> [Goal of the exercise]: Which lines below hold the word "till"? Copy all of them.

Web page and app entries:
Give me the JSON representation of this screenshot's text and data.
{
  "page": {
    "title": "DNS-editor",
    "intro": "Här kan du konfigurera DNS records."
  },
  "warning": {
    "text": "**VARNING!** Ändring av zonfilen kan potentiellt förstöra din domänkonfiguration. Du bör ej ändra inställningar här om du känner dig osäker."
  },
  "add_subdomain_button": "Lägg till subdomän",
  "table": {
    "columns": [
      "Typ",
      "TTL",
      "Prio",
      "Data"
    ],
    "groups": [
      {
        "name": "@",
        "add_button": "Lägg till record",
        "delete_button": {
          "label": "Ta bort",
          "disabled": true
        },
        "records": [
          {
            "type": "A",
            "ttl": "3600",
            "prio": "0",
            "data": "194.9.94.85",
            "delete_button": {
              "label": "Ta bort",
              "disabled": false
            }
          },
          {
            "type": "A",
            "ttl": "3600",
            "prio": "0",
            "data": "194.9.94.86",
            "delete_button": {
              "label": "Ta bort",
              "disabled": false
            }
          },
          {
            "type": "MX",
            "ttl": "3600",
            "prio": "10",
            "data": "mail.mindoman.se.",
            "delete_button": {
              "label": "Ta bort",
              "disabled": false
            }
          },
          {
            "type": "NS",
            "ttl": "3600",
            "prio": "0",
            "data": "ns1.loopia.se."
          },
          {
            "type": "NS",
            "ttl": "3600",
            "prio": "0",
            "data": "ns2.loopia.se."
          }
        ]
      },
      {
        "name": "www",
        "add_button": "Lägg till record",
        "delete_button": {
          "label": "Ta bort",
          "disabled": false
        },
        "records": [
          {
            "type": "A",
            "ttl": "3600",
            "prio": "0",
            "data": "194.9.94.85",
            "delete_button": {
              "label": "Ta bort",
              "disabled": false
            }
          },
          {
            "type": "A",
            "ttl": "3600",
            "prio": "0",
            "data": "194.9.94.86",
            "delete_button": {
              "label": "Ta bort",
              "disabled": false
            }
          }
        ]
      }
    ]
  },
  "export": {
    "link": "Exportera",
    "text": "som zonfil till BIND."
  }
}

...

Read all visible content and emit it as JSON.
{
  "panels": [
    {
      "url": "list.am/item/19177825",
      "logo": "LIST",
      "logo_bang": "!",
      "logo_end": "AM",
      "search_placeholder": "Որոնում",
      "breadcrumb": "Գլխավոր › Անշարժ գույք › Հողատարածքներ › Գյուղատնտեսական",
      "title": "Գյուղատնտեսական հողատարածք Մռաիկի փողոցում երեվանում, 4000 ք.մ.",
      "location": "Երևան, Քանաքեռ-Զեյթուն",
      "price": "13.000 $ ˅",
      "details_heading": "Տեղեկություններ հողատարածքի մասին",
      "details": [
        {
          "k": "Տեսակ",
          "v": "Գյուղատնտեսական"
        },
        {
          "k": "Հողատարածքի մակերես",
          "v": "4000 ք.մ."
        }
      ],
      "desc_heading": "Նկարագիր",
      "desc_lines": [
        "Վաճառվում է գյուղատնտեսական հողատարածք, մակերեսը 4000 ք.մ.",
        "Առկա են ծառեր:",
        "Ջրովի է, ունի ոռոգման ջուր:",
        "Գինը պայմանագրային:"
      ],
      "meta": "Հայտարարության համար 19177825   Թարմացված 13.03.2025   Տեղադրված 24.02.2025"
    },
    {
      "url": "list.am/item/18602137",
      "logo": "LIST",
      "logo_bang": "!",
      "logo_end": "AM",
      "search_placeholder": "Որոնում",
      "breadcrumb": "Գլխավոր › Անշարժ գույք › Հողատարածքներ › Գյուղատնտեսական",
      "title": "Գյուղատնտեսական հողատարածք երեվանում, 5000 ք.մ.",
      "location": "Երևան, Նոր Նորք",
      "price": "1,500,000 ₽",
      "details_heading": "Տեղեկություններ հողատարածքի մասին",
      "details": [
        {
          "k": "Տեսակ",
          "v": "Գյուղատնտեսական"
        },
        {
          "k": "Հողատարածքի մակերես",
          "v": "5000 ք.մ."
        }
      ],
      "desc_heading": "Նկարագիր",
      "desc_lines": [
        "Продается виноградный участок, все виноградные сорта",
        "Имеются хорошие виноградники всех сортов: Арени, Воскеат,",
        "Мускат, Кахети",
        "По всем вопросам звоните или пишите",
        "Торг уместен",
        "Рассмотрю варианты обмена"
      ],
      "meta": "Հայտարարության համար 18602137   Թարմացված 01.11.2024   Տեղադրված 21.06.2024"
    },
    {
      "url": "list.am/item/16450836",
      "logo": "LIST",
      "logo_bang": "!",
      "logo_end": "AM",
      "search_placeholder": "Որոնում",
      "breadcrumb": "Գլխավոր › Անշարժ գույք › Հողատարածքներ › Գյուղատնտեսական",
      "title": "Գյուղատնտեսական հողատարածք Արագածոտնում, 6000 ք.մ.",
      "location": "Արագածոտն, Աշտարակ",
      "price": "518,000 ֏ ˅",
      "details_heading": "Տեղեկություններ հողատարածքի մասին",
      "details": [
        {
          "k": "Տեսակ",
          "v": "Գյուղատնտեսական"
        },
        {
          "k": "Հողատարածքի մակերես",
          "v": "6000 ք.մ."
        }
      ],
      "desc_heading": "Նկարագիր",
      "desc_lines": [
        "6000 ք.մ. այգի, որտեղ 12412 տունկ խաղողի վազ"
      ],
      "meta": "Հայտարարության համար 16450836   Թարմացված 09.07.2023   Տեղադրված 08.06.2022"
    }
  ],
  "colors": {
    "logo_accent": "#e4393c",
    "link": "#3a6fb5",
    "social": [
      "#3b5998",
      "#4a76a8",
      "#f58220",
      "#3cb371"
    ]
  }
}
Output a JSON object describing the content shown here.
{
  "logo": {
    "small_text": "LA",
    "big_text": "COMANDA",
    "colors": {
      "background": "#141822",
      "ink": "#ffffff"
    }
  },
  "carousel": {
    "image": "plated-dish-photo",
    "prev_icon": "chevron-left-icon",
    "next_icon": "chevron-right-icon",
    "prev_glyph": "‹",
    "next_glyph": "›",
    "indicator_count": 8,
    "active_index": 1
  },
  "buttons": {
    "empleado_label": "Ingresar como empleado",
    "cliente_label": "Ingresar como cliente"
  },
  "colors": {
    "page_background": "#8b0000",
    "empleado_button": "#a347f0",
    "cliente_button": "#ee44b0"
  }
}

> [Your response]:
  "add_subdomain_button": "Lägg till subdomän",
        "add_button": "Lägg till record",
        "add_button": "Lägg till record",
    "text": "som zonfil till BIND."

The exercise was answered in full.